Website and app data records:
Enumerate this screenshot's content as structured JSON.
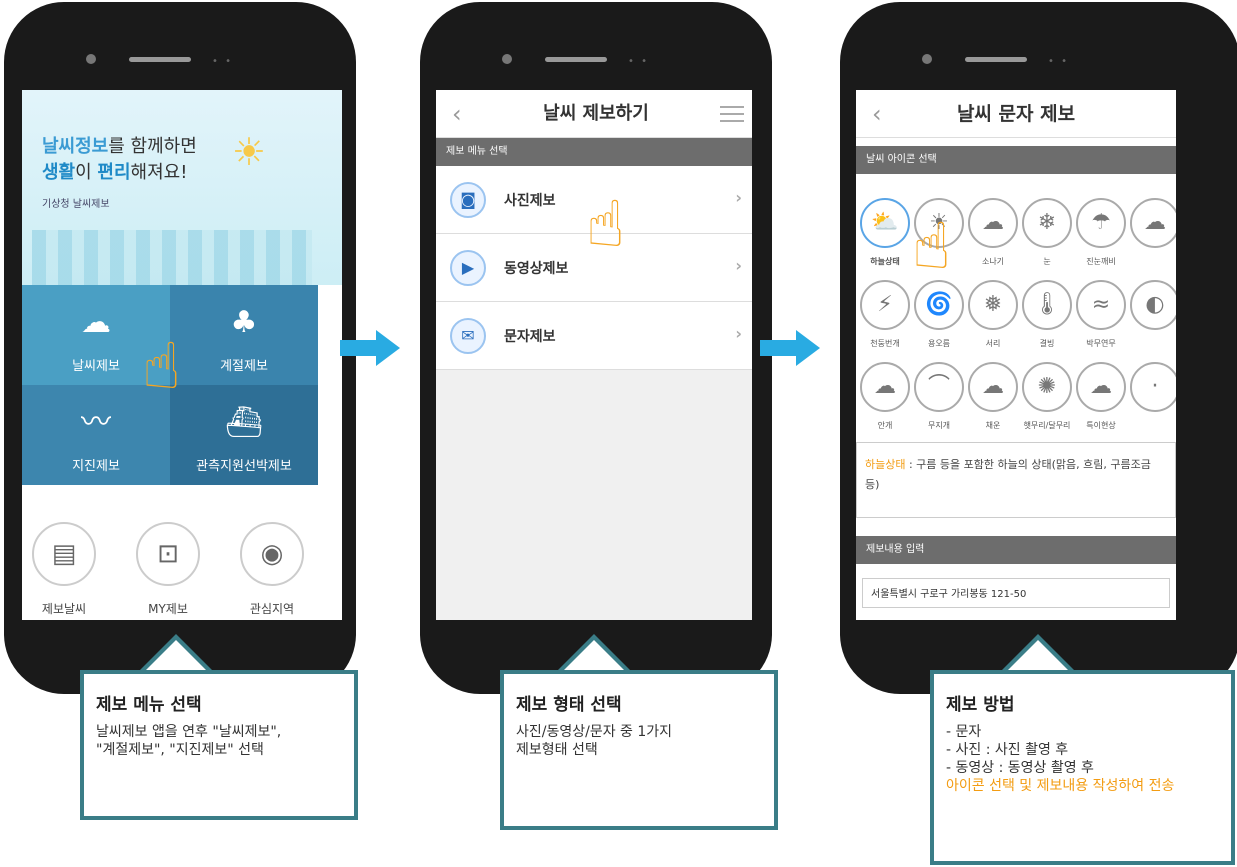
{
  "phone1": {
    "headline_blue": "날씨정보",
    "headline_rest": "를 함께하면",
    "line2_a": "생활",
    "line2_b": "이 ",
    "line2_c": "편리",
    "line2_d": "해져요!",
    "subtitle": "기상청 날씨제보",
    "tiles": [
      {
        "label": "날씨제보",
        "icon": "cloud-sun-icon",
        "color": "#4a9fc4"
      },
      {
        "label": "계절제보",
        "icon": "tree-butterfly-icon",
        "color": "#3a84ad"
      },
      {
        "label": "지진제보",
        "icon": "seismograph-icon",
        "color": "#3d86ae"
      },
      {
        "label": "관측지원선박제보",
        "icon": "ship-icon",
        "color": "#2e6f96"
      }
    ],
    "bottom": [
      {
        "label": "제보날씨",
        "icon": "document-icon"
      },
      {
        "label": "MY제보",
        "icon": "profile-icon"
      },
      {
        "label": "관심지역",
        "icon": "location-pin-icon"
      }
    ]
  },
  "phone2": {
    "title": "날씨 제보하기",
    "section": "제보 메뉴 선택",
    "rows": [
      {
        "label": "사진제보",
        "icon": "camera-icon"
      },
      {
        "label": "동영상제보",
        "icon": "video-icon"
      },
      {
        "label": "문자제보",
        "icon": "envelope-icon"
      }
    ]
  },
  "phone3": {
    "title": "날씨 문자 제보",
    "section_icons": "날씨 아이콘 선택",
    "icons_row1": [
      "하늘상태",
      "",
      "소나기",
      "눈",
      "진눈깨비"
    ],
    "icons_row2": [
      "천둥번개",
      "용오름",
      "서리",
      "결빙",
      "박무연무"
    ],
    "icons_row3": [
      "안개",
      "무지개",
      "채운",
      "햇무리/달무리",
      "특이현상"
    ],
    "desc_highlight": "하늘상태",
    "desc_text": " : 구름 등을 포함한 하늘의 상태(맑음, 흐림, 구름조금 등)",
    "section_input": "제보내용 입력",
    "address": "서울특별시 구로구 가리봉동 121-50"
  },
  "callout1": {
    "title": "제보 메뉴 선택",
    "body": "날씨제보 앱을 연후 \"날씨제보\",\n\"계절제보\", \"지진제보\" 선택"
  },
  "callout2": {
    "title": "제보 형태 선택",
    "body": "사진/동영상/문자 중 1가지\n제보형태 선택"
  },
  "callout3": {
    "title": "제보 방법",
    "lines": [
      "- 문자",
      "- 사진 : 사진 촬영 후",
      "- 동영상 : 동영상 촬영 후"
    ],
    "highlight": "아이콘 선택 및 제보내용 작성하여 전송"
  },
  "colors": {
    "accent_arrow": "#29abe2",
    "callout_border": "#3a7d87",
    "highlight": "#f39c12"
  }
}
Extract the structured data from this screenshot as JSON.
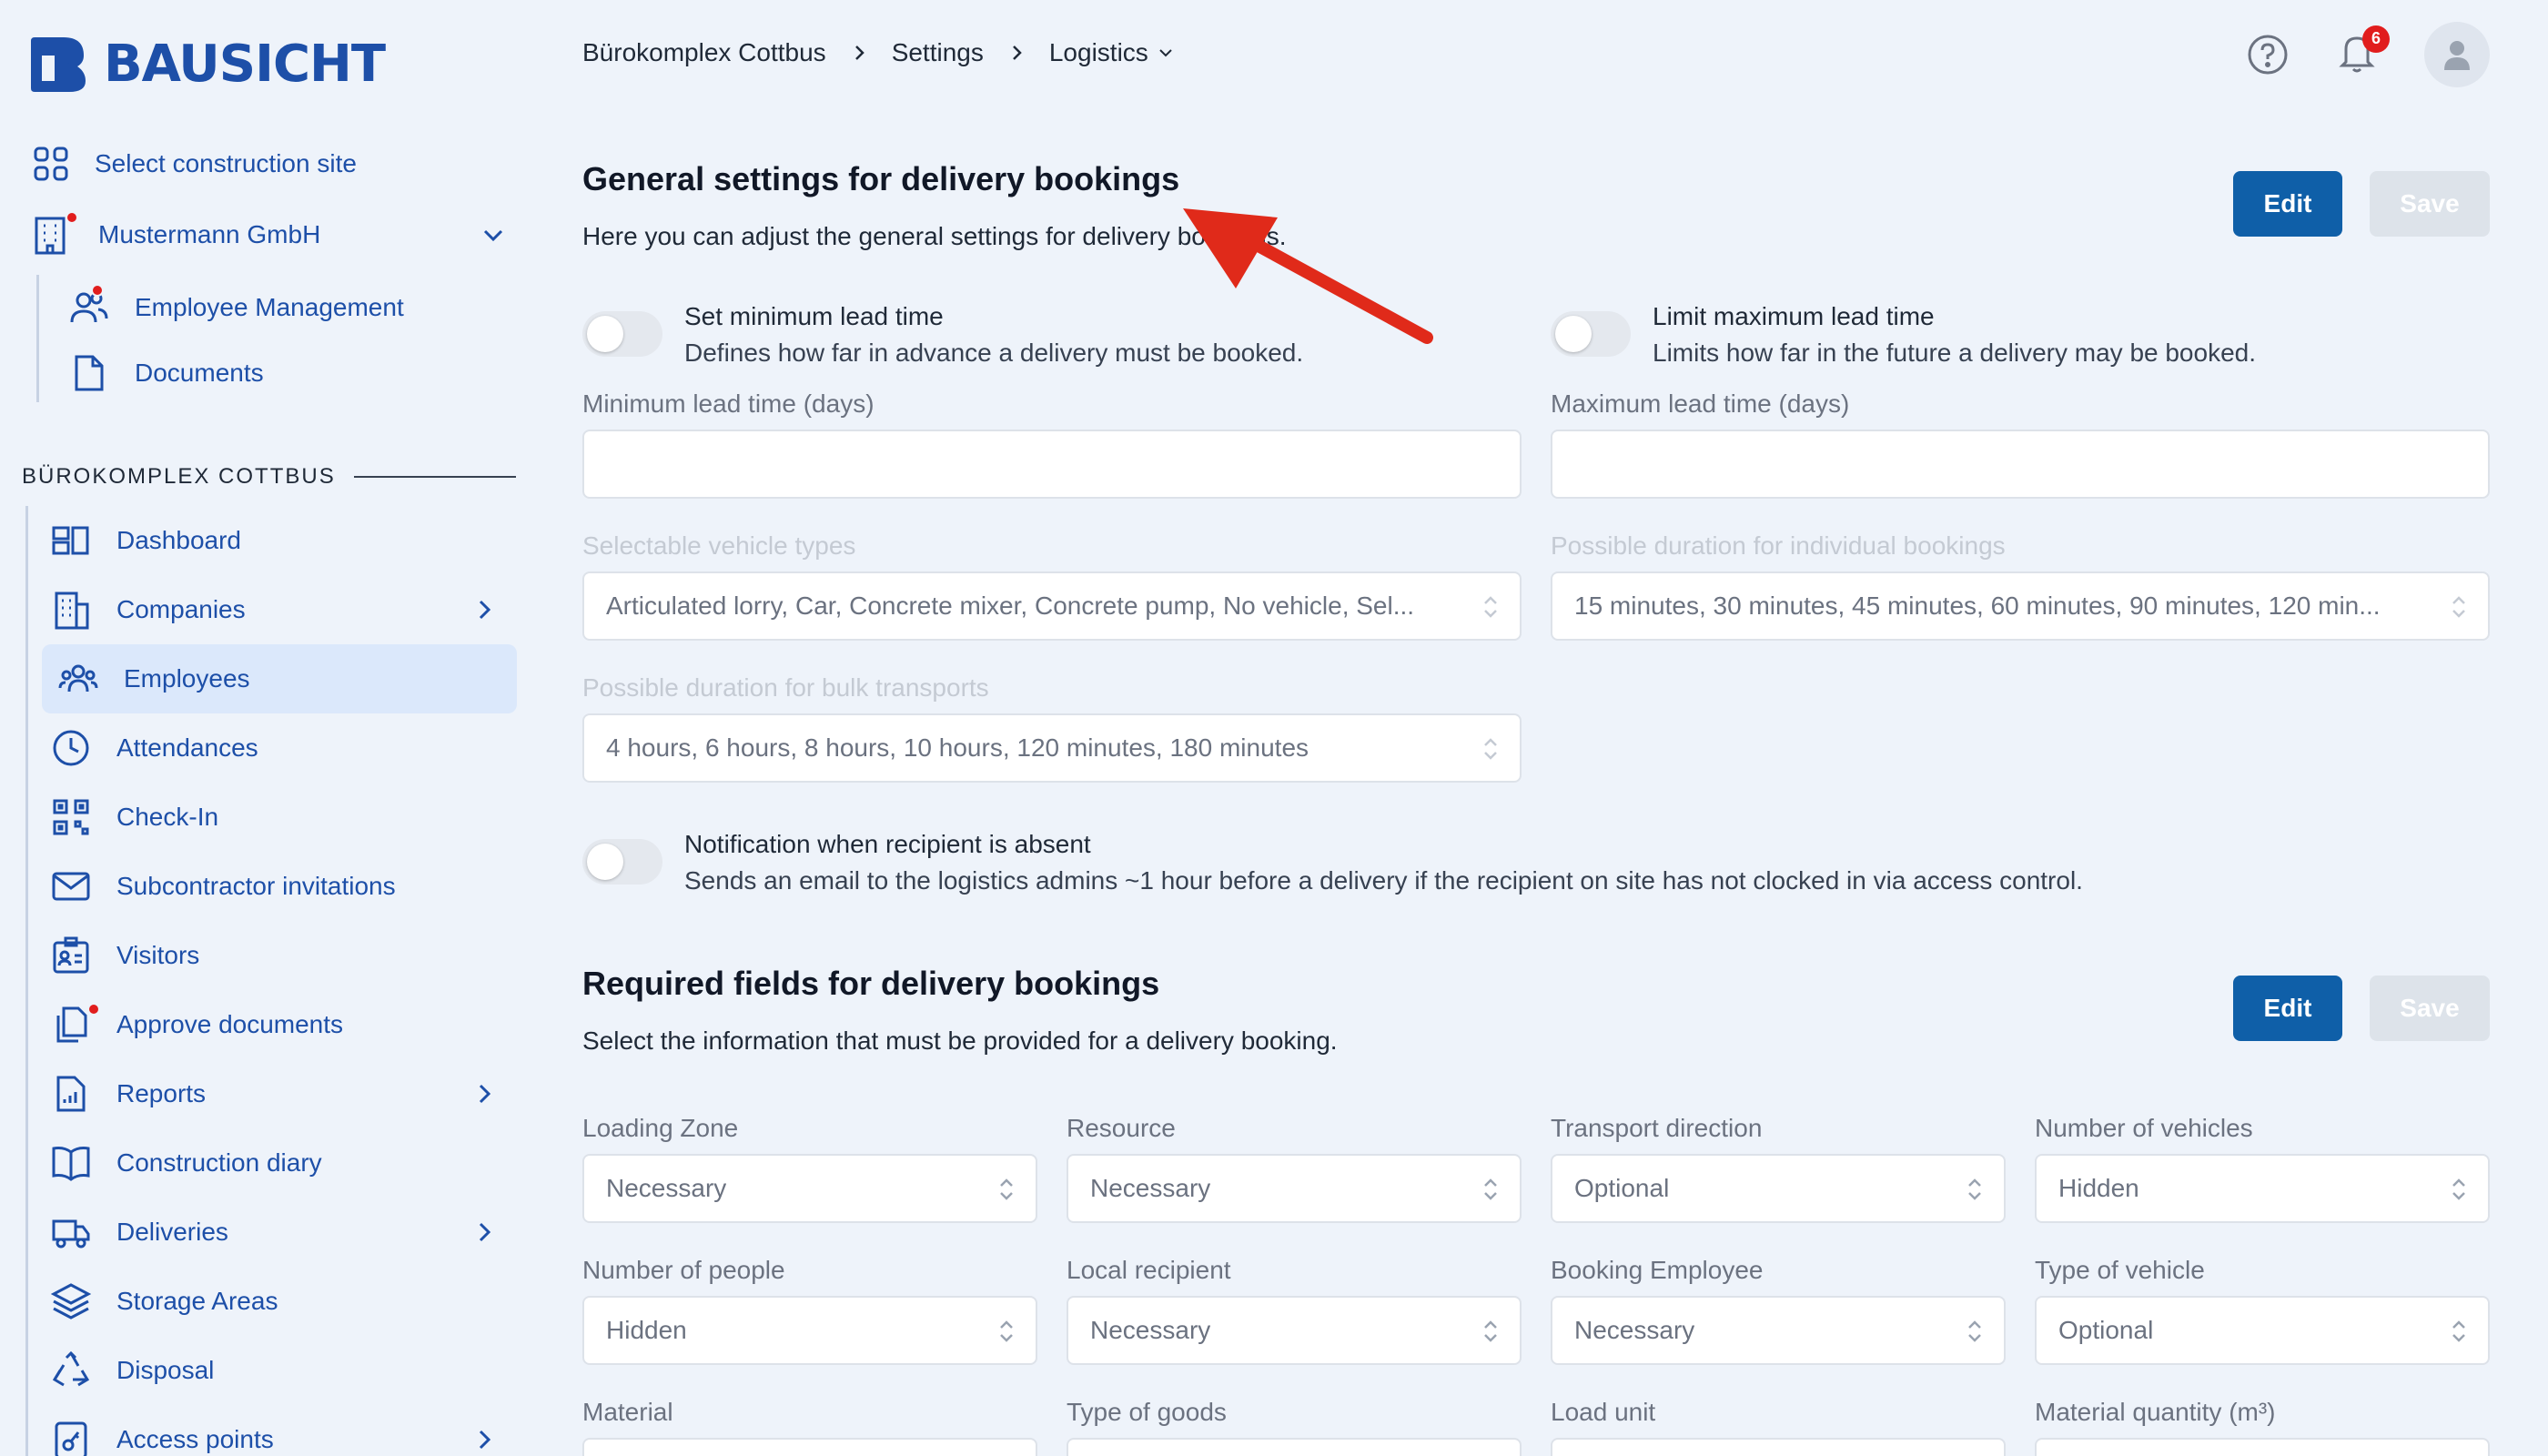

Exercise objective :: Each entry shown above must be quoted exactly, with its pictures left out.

Response to this task ::
Enumerate this screenshot's content as structured JSON.
{
  "phone1": {
    "headline_blue": "날씨정보",
    "headline_rest": "를 함께하면",
    "line2_a": "생활",
    "line2_b": "이 ",
    "line2_c": "편리",
    "line2_d": "해져요!",
    "subtitle": "기상청 날씨제보",
    "tiles": [
      {
        "label": "날씨제보",
        "icon": "cloud-sun-icon",
        "color": "#4a9fc4"
      },
      {
        "label": "계절제보",
        "icon": "tree-butterfly-icon",
        "color": "#3a84ad"
      },
      {
        "label": "지진제보",
        "icon": "seismograph-icon",
        "color": "#3d86ae"
      },
      {
        "label": "관측지원선박제보",
        "icon": "ship-icon",
        "color": "#2e6f96"
      }
    ],
    "bottom": [
      {
        "label": "제보날씨",
        "icon": "document-icon"
      },
      {
        "label": "MY제보",
        "icon": "profile-icon"
      },
      {
        "label": "관심지역",
        "icon": "location-pin-icon"
      }
    ]
  },
  "phone2": {
    "title": "날씨 제보하기",
    "section": "제보 메뉴 선택",
    "rows": [
      {
        "label": "사진제보",
        "icon": "camera-icon"
      },
      {
        "label": "동영상제보",
        "icon": "video-icon"
      },
      {
        "label": "문자제보",
        "icon": "envelope-icon"
      }
    ]
  },
  "phone3": {
    "title": "날씨 문자 제보",
    "section_icons": "날씨 아이콘 선택",
    "icons_row1": [
      "하늘상태",
      "",
      "소나기",
      "눈",
      "진눈깨비"
    ],
    "icons_row2": [
      "천둥번개",
      "용오름",
      "서리",
      "결빙",
      "박무연무"
    ],
    "icons_row3": [
      "안개",
      "무지개",
      "채운",
      "햇무리/달무리",
      "특이현상"
    ],
    "desc_highlight": "하늘상태",
    "desc_text": " : 구름 등을 포함한 하늘의 상태(맑음, 흐림, 구름조금 등)",
    "section_input": "제보내용 입력",
    "address": "서울특별시 구로구 가리봉동 121-50"
  },
  "callout1": {
    "title": "제보 메뉴 선택",
    "body": "날씨제보 앱을 연후 \"날씨제보\",\n\"계절제보\", \"지진제보\" 선택"
  },
  "callout2": {
    "title": "제보 형태 선택",
    "body": "사진/동영상/문자 중 1가지\n제보형태 선택"
  },
  "callout3": {
    "title": "제보 방법",
    "lines": [
      "- 문자",
      "- 사진 : 사진 촬영 후",
      "- 동영상 : 동영상 촬영 후"
    ],
    "highlight": "아이콘 선택 및 제보내용 작성하여 전송"
  },
  "colors": {
    "accent_arrow": "#29abe2",
    "callout_border": "#3a7d87",
    "highlight": "#f39c12"
  }
}
Extract the structured data from this screenshot as JSON.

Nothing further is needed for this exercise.